Count how many lines hold "justfreevpn" in the records, and respond with that number by itself.
** Opening EXTRACTED MATERIAL block **
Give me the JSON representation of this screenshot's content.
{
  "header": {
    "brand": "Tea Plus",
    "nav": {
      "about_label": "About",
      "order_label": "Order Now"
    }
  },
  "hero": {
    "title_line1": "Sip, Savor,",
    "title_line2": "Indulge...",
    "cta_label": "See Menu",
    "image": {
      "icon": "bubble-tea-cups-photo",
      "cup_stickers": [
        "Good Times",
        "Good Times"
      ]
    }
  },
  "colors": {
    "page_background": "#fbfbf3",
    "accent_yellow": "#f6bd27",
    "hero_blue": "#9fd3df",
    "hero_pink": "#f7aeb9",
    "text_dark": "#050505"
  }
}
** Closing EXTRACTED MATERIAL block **
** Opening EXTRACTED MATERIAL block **
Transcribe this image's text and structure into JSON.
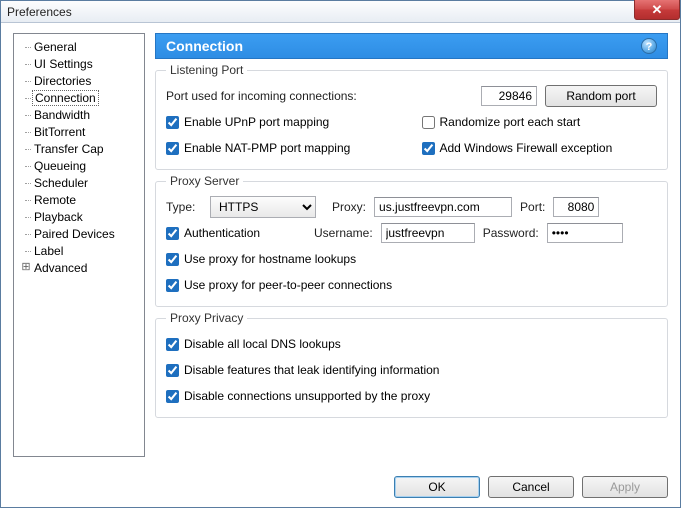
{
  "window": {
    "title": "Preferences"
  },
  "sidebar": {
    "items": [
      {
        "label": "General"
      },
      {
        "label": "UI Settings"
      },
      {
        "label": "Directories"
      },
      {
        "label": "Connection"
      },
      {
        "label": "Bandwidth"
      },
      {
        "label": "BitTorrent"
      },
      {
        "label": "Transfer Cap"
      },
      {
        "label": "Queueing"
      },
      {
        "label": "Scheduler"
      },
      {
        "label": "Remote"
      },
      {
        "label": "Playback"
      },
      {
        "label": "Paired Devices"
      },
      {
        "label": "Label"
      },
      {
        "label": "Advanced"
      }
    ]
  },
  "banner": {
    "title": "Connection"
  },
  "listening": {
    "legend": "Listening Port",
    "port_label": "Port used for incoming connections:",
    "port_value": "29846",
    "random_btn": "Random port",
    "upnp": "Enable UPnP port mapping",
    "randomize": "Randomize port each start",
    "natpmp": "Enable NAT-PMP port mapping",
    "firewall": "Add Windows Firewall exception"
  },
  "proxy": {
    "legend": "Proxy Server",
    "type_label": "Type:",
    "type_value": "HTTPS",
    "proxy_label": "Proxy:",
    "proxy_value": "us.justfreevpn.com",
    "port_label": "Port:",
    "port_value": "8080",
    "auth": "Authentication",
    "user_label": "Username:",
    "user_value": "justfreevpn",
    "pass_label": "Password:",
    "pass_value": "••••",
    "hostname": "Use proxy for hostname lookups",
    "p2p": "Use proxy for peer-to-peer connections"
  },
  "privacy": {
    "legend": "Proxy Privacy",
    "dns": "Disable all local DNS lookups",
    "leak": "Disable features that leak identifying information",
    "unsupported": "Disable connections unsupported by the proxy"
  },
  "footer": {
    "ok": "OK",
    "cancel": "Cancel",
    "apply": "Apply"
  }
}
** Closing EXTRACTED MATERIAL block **
### RESULT OF THIS TASK
2